## Work task
Set down each line of the material that follows, exactly, with no pictures.

The input Start Marker

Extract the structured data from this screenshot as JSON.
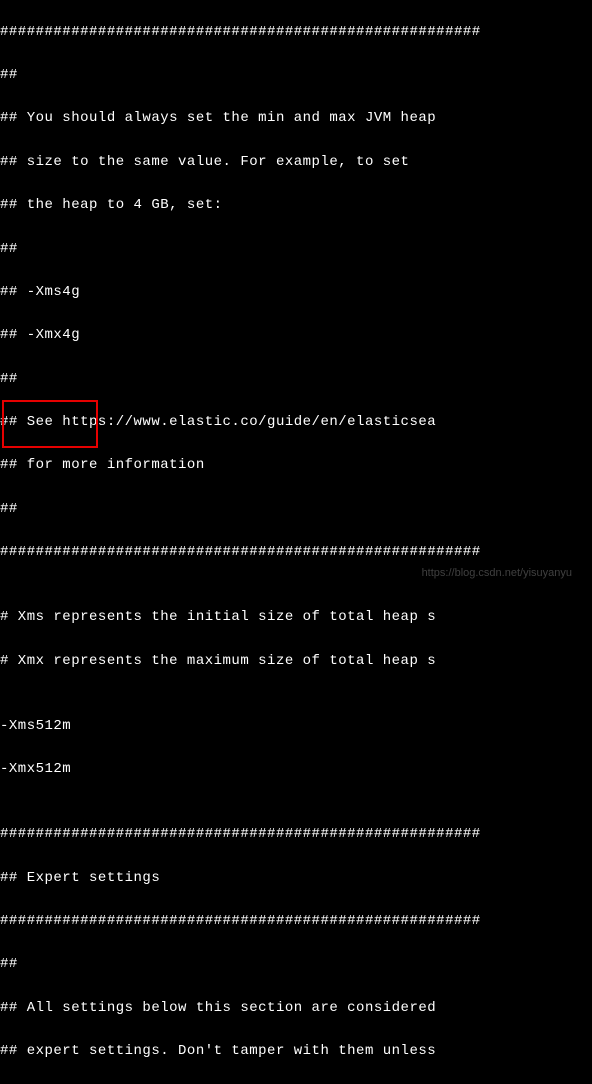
{
  "lines": {
    "l0": "######################################################",
    "l1": "##",
    "l2": "## You should always set the min and max JVM heap",
    "l3": "## size to the same value. For example, to set",
    "l4": "## the heap to 4 GB, set:",
    "l5": "##",
    "l6": "## -Xms4g",
    "l7": "## -Xmx4g",
    "l8": "##",
    "l9": "## See https://www.elastic.co/guide/en/elasticsea",
    "l10": "## for more information",
    "l11": "##",
    "l12": "######################################################",
    "l13": "",
    "l14": "# Xms represents the initial size of total heap s",
    "l15": "# Xmx represents the maximum size of total heap s",
    "l16": "",
    "l17": "-Xms512m",
    "l18": "-Xmx512m",
    "l19": "",
    "l20": "######################################################",
    "l21": "## Expert settings",
    "l22": "######################################################",
    "l23": "##",
    "l24": "## All settings below this section are considered",
    "l25": "## expert settings. Don't tamper with them unless"
  },
  "watermark": "https://blog.csdn.net/yisuyanyu"
}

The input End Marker

## Exercise solution
Extract the structured data from this screenshot as JSON.
{
  "lines": {
    "l0": "######################################################",
    "l1": "##",
    "l2": "## You should always set the min and max JVM heap",
    "l3": "## size to the same value. For example, to set",
    "l4": "## the heap to 4 GB, set:",
    "l5": "##",
    "l6": "## -Xms4g",
    "l7": "## -Xmx4g",
    "l8": "##",
    "l9": "## See https://www.elastic.co/guide/en/elasticsea",
    "l10": "## for more information",
    "l11": "##",
    "l12": "######################################################",
    "l13": "",
    "l14": "# Xms represents the initial size of total heap s",
    "l15": "# Xmx represents the maximum size of total heap s",
    "l16": "",
    "l17": "-Xms512m",
    "l18": "-Xmx512m",
    "l19": "",
    "l20": "######################################################",
    "l21": "## Expert settings",
    "l22": "######################################################",
    "l23": "##",
    "l24": "## All settings below this section are considered",
    "l25": "## expert settings. Don't tamper with them unless"
  },
  "watermark": "https://blog.csdn.net/yisuyanyu"
}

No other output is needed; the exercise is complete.